So if you look at Griffith's introduction to electrodynamics, there is a good reasoning why you put $\rho_{free}=0$
The main idea is that the continuity equation for a conductor is written as:
$\dot{\rho}_{free}= -\frac{\sigma}{\epsilon} \rho_{free}$
The solution of this is:
$\rho_{free}(t)= e^{-(\frac{\sigma}{\epsilon})t} \rho(0)$
So if you add in the conductor some initial free charge $\rho(0)$, it dissipates in a characteristic time $\tau=\frac{\sigma}{\epsilon}$
For a conductor the $\sigma$ is large or taken infinite... thus the free charge disappears very fast (it goes on the edges/surface of the conductor). So there is no mistake to take that it's zero (it becomes zero instanteously) or you can just wait for it to become zero...

14. May 11, 2014

### Shan K

But what about the free electrons present in the conductor will they not contribute to the ρfree. So as long as free electrons are present how can we make ρfree = 0

15. May 11, 2014

### ChrisVer

They all go on the surface....

16. May 11, 2014

### ChrisVer

Also about your ions question, the deal is that ions don't move... But you can see the absence of an electron as a moving positive charge towards the other way (hole)...

17. May 11, 2014

### Shan K

Yaa, but they don't leave the conductor. So as a whole the conductor should have ρfree, may be on the surface of the conductor, isn't it ?

18. May 11, 2014

### ChrisVer

and how are you supposed to define a volume density $\rho$ for something that only exists on a surface?
Inside the conductor, there are no free charge densities, otherwise they would create an electric field. Then because of that electric field, the charges would again move so that they would immediately cancel it.
Then Gauss's law will again give you 0 free charge densities
Conductors as a whole, yes, they can have a charge...

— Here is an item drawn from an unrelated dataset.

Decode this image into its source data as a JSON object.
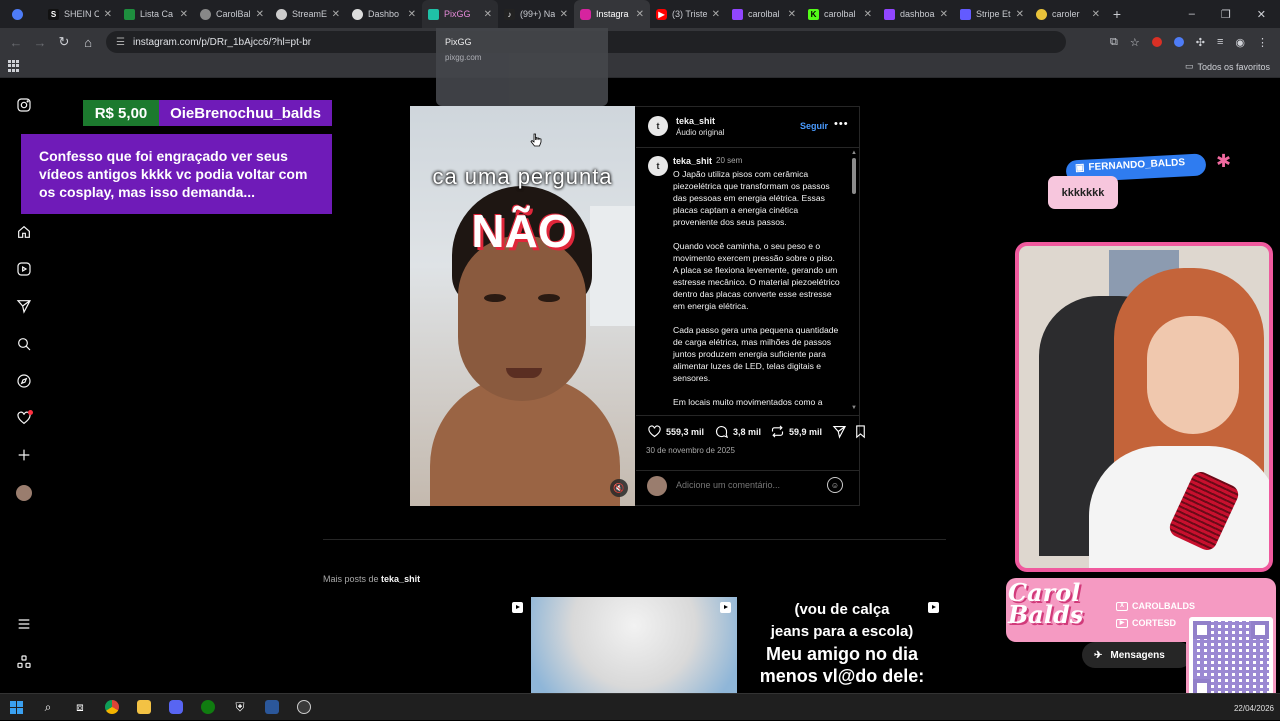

19. May 11, 2014

### Shan K

Great, many many thanks to you friend. I have got it.